INSTRUCTIONS TO FOLLOW> From the first line to the last, set down the data exactly as given.

EXERCISE DATA>
§
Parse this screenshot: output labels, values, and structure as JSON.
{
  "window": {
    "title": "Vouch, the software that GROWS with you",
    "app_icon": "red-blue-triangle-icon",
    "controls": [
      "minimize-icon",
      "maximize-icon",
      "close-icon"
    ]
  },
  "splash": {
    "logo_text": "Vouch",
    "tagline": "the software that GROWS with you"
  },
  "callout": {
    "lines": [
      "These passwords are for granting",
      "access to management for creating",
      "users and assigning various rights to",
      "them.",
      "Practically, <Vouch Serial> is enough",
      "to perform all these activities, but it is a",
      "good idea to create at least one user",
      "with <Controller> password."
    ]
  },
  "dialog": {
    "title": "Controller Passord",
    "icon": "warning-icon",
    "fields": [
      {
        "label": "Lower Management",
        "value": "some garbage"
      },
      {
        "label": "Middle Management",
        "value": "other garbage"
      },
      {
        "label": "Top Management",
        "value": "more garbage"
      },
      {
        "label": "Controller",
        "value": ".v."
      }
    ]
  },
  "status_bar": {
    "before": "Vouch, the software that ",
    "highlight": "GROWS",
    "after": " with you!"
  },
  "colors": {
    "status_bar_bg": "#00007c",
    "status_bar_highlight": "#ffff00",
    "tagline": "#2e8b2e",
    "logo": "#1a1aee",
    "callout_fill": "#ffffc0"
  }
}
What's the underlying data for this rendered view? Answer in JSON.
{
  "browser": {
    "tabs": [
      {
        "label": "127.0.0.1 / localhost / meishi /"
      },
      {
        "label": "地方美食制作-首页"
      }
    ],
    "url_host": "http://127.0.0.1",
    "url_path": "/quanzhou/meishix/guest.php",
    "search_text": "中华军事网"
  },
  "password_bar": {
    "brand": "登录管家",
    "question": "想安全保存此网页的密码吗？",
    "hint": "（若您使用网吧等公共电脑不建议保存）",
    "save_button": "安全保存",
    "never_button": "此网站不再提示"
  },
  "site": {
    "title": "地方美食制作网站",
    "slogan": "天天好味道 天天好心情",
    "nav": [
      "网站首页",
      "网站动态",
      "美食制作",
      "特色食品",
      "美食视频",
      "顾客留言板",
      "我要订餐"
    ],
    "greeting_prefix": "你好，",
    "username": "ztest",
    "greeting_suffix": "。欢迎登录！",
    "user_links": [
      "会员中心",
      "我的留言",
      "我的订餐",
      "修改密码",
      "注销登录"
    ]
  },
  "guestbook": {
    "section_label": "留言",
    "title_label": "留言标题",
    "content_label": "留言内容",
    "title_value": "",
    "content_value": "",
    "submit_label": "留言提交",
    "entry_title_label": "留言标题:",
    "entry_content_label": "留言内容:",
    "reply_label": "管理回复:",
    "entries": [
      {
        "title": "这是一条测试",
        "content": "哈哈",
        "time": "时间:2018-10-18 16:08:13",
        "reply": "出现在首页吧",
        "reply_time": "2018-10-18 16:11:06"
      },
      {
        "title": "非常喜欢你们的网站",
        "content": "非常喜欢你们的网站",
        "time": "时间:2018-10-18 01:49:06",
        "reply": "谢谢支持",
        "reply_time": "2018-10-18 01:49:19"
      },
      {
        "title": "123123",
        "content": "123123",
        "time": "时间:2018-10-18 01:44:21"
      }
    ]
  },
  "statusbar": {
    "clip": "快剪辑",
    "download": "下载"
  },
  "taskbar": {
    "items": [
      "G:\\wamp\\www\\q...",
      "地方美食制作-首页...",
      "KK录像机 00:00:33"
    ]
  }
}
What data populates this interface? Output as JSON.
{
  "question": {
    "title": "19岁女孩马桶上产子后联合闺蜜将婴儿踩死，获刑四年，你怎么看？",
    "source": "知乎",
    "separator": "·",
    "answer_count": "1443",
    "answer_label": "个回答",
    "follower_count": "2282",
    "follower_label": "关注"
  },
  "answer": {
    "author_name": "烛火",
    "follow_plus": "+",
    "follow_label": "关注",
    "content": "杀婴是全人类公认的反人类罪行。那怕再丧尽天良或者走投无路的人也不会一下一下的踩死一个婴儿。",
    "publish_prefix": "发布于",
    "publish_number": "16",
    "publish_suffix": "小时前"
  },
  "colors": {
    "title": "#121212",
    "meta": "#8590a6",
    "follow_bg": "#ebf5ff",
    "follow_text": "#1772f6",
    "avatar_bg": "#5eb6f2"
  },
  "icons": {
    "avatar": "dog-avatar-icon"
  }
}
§
SOLVED PROBLEM>
Parse this screenshot: output labels, values, and structure as JSON.
{
  "window": {
    "title": "Vouch, the software that GROWS with you",
    "app_icon": "red-blue-triangle-icon",
    "controls": [
      "minimize-icon",
      "maximize-icon",
      "close-icon"
    ]
  },
  "splash": {
    "logo_text": "Vouch",
    "tagline": "the software that GROWS with you"
  },
  "callout": {
    "lines": [
      "These passwords are for granting",
      "access to management for creating",
      "users and assigning various rights to",
      "them.",
      "Practically, <Vouch Serial> is enough",
      "to perform all these activities, but it is a",
      "good idea to create at least one user",
      "with <Controller> password."
    ]
  },
  "dialog": {
    "title": "Controller Passord",
    "icon": "warning-icon",
    "fields": [
      {
        "label": "Lower Management",
        "value": "some garbage"
      },
      {
        "label": "Middle Management",
        "value": "other garbage"
      },
      {
        "label": "Top Management",
        "value": "more garbage"
      },
      {
        "label": "Controller",
        "value": ".v."
      }
    ]
  },
  "status_bar": {
    "before": "Vouch, the software that ",
    "highlight": "GROWS",
    "after": " with you!"
  },
  "colors": {
    "status_bar_bg": "#00007c",
    "status_bar_highlight": "#ffff00",
    "tagline": "#2e8b2e",
    "logo": "#1a1aee",
    "callout_fill": "#ffffc0"
  }
}
What's the underlying data for this rendered view? Answer in JSON.
{
  "browser": {
    "tabs": [
      {
        "label": "127.0.0.1 / localhost / meishi /"
      },
      {
        "label": "地方美食制作-首页"
      }
    ],
    "url_host": "http://127.0.0.1",
    "url_path": "/quanzhou/meishix/guest.php",
    "search_text": "中华军事网"
  },
  "password_bar": {
    "brand": "登录管家",
    "question": "想安全保存此网页的密码吗？",
    "hint": "（若您使用网吧等公共电脑不建议保存）",
    "save_button": "安全保存",
    "never_button": "此网站不再提示"
  },
  "site": {
    "title": "地方美食制作网站",
    "slogan": "天天好味道 天天好心情",
    "nav": [
      "网站首页",
      "网站动态",
      "美食制作",
      "特色食品",
      "美食视频",
      "顾客留言板",
      "我要订餐"
    ],
    "greeting_prefix": "你好，",
    "username": "ztest",
    "greeting_suffix": "。欢迎登录！",
    "user_links": [
      "会员中心",
      "我的留言",
      "我的订餐",
      "修改密码",
      "注销登录"
    ]
  },
  "guestbook": {
    "section_label": "留言",
    "title_label": "留言标题",
    "content_label": "留言内容",
    "title_value": "",
    "content_value": "",
    "submit_label": "留言提交",
    "entry_title_label": "留言标题:",
    "entry_content_label": "留言内容:",
    "reply_label": "管理回复:",
    "entries": [
      {
        "title": "这是一条测试",
        "content": "哈哈",
        "time": "时间:2018-10-18 16:08:13",
        "reply": "出现在首页吧",
        "reply_time": "2018-10-18 16:11:06"
      },
      {
        "title": "非常喜欢你们的网站",
        "content": "非常喜欢你们的网站",
        "time": "时间:2018-10-18 01:49:06",
        "reply": "谢谢支持",
        "reply_time": "2018-10-18 01:49:19"
      },
      {
        "title": "123123",
        "content": "123123",
        "time": "时间:2018-10-18 01:44:21"
      }
    ]
  },
  "statusbar": {
    "clip": "快剪辑",
    "download": "下载"
  },
  "taskbar": {
    "items": [
      "G:\\wamp\\www\\q...",
      "地方美食制作-首页...",
      "KK录像机 00:00:33"
    ]
  }
}
What data populates this interface? Output as JSON.
{
  "question": {
    "title": "19岁女孩马桶上产子后联合闺蜜将婴儿踩死，获刑四年，你怎么看？",
    "source": "知乎",
    "separator": "·",
    "answer_count": "1443",
    "answer_label": "个回答",
    "follower_count": "2282",
    "follower_label": "关注"
  },
  "answer": {
    "author_name": "烛火",
    "follow_plus": "+",
    "follow_label": "关注",
    "content": "杀婴是全人类公认的反人类罪行。那怕再丧尽天良或者走投无路的人也不会一下一下的踩死一个婴儿。",
    "publish_prefix": "发布于",
    "publish_number": "16",
    "publish_suffix": "小时前"
  },
  "colors": {
    "title": "#121212",
    "meta": "#8590a6",
    "follow_bg": "#ebf5ff",
    "follow_text": "#1772f6",
    "avatar_bg": "#5eb6f2"
  },
  "icons": {
    "avatar": "dog-avatar-icon"
  }
}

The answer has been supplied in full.